There are several ways to see the Pisac Ruins (7 a.m.–3 p.m., admission with Cusco ruins ticket), but the best is to take a US$3–4 taxi up the eight-kilometer highway to the ruins. Instead of going to the main entrance, tell your taxi to go right on the switchback and head farther up to the Pisac ruins of Qanchisracay. From here a trail leads along a ridge, through a tunnel, and down into the Intihuatana, or the main sun temple. The walk is steep and exposed to heights, but safe.
Or arrive at the Intihuatana via the main path from the main entrance. Allow for one or two hours for walking around the ruins (return to town via taxi) and another two hours for walking downhill all the way to town.
Qanchisracay is one of three residential areas in Pisac. It is composed of rough stone buildings, walls with niches, and small squares. These were probably military garrisons and, in the style of a medieval castle, shelter for villagers in times of war. An easier residential area to visit, below the Intihuatana, is named after the Andean partridge p’isaqa—the namesake of Pisac itself.
From Qanchisracay an Inca trail traverses the hillside, arrives at a small pass, then heads up and over a rocky summit to the sun temple, behind and out of sight. At the pass, four purification baths flow with water brought down from a lake at 4,500 meters. Below are five agricultural terraces, once planted with potatoes and olluco, the Andean tuber.
On the opposing cliff wall, thousands of holes left by grave robbers are all that is left of what was once the Inca’s largest cemetery. On the other side of the pass to the left, a 10-minute detour around the corner reveals Inca buttresses, which were once spanned by a hanging bridge made of plant fibers. This is an alternative trail to the Intihuatana and passes a series of fine irrigation canals.
The main path from the pass crosses through a military wall with a perfect trapezoidal door, known as the Door of the Serpent. Above is the second residential area, Hanam P’isaq (upper Pisac). The path now climbs up steep staircases and niches carved out of the rock itself, alongside a cliff and through the Q’alla Q’asa (Split Rock) tunnel. Faced with a vertical rock face, Inca engineers decided to enlarge a rock fissure and bore through the entire cliff—how they did this, with no iron or steel implements, boggles the mind.
The best view of the Intihuatana is from above. Like the sun temple at Machu Picchu , the Intihuatana is an oval building of perfect masonry encasing a votive rock. The pillar atop the rock was used to track the sun’s movements. (Most of the finely carved pillar was recently chopped off by thieves—not long before the one in Machu Picchu was chipped during the filming of a beer commercial.) The walls of five other temples surround the temple, including one that was probably devoted to the moon. To the right is a series of restored baths that flow into an underground canal. In front of the Intihuatana is a sacred chacana symbol.
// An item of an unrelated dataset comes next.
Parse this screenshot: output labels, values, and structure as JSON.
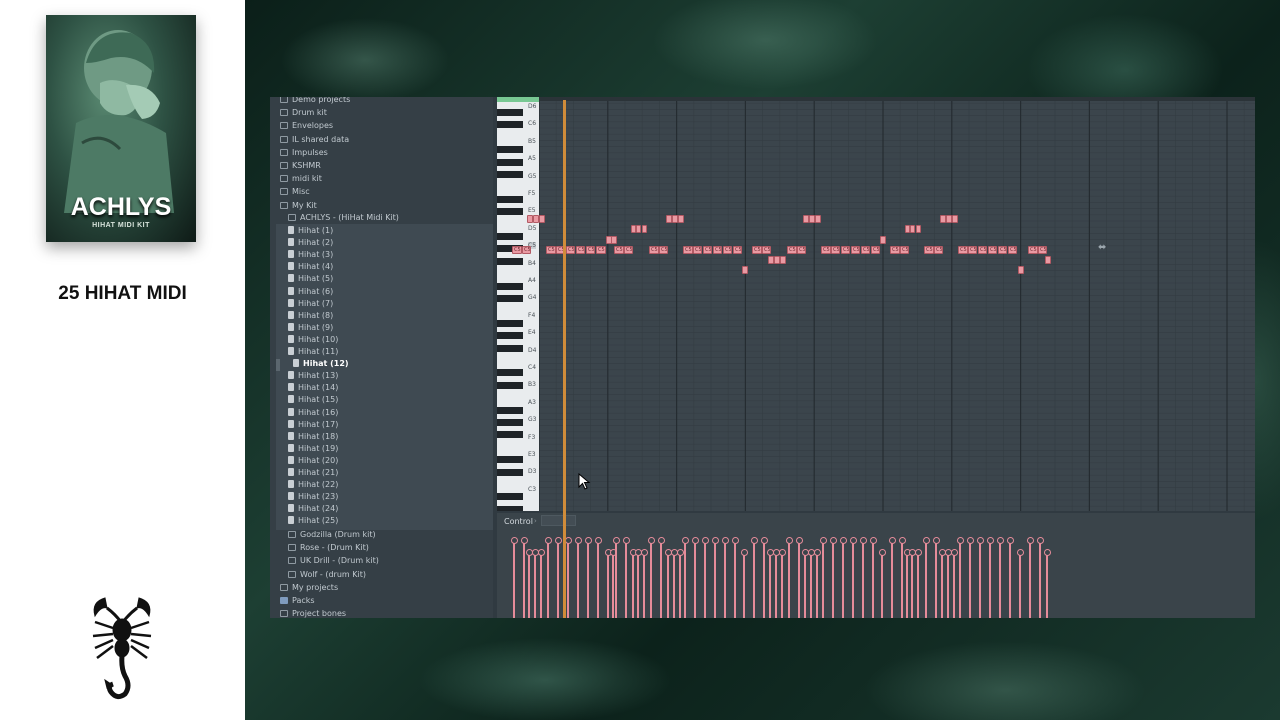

Off the easier trail back to the main entrance of the ruins is P’isaqa, the third and finest residential area, with its own ritual bath. These were probably homes for the elite, as opposed to the military garrisons closer to the pass. Most people head back at this point to the main entrance, though there are two trails from here that make for pleasant two-hour walks back to Pisac . One descends directly to the Río Quitamayo, with spectacular views, while the other drops through the lookout towers of Coriwayrachina and an area of steep terracing. Both trails merge on the other side of the river for the final descent into town.